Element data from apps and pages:
--- START ---

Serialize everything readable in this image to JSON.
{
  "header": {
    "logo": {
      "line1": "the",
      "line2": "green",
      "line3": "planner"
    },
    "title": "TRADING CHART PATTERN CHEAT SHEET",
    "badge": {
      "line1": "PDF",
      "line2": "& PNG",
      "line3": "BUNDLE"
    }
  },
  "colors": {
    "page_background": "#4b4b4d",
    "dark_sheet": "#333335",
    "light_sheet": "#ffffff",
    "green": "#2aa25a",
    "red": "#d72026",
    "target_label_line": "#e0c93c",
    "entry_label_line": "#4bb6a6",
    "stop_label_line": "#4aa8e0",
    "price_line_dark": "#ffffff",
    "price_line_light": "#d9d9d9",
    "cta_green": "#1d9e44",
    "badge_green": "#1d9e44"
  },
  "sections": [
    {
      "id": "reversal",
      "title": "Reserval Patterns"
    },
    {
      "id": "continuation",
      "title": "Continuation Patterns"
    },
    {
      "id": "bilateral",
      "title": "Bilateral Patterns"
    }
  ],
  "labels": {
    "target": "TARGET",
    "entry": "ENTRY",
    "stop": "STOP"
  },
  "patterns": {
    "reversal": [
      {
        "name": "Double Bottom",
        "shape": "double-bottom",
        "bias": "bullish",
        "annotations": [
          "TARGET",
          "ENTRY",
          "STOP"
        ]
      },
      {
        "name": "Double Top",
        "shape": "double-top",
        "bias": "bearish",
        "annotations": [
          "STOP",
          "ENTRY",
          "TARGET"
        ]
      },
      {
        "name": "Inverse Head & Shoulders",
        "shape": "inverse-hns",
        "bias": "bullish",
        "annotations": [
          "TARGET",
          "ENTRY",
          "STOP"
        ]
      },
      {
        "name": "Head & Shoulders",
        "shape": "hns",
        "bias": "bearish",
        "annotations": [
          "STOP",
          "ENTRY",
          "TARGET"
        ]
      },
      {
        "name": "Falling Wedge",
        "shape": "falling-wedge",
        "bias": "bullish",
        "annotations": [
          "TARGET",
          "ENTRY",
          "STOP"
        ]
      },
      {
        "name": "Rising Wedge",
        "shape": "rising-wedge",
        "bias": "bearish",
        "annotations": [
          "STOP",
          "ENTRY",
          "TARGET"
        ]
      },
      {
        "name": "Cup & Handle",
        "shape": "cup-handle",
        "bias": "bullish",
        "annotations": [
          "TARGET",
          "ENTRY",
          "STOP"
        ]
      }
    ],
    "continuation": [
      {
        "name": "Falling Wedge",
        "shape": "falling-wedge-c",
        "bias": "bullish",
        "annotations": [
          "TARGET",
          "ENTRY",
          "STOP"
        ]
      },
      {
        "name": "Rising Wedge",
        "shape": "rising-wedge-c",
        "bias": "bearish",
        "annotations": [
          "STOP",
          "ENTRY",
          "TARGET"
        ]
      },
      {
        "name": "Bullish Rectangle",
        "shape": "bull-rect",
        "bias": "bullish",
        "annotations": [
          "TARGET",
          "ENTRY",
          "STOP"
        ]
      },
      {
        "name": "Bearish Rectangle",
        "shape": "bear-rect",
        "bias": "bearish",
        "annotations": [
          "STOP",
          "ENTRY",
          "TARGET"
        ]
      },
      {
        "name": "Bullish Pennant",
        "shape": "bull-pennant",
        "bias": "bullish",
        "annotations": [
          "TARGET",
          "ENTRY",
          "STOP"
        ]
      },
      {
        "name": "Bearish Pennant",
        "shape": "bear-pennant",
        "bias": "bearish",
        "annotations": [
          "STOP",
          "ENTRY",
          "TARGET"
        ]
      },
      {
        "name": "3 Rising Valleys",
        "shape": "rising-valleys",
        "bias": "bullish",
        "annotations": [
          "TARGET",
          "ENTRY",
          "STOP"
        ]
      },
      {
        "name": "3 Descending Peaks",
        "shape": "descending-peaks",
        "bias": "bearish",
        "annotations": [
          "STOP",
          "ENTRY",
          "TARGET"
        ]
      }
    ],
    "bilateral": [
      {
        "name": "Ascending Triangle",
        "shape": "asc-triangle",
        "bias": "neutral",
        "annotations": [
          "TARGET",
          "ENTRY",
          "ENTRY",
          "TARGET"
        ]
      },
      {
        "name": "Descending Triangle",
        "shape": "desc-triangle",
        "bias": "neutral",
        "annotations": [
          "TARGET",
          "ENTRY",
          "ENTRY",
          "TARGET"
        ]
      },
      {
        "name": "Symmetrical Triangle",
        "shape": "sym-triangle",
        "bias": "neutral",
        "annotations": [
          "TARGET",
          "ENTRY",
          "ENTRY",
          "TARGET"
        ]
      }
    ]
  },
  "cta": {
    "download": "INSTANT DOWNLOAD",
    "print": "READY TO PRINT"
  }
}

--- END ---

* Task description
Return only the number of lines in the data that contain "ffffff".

* Completed exercise
2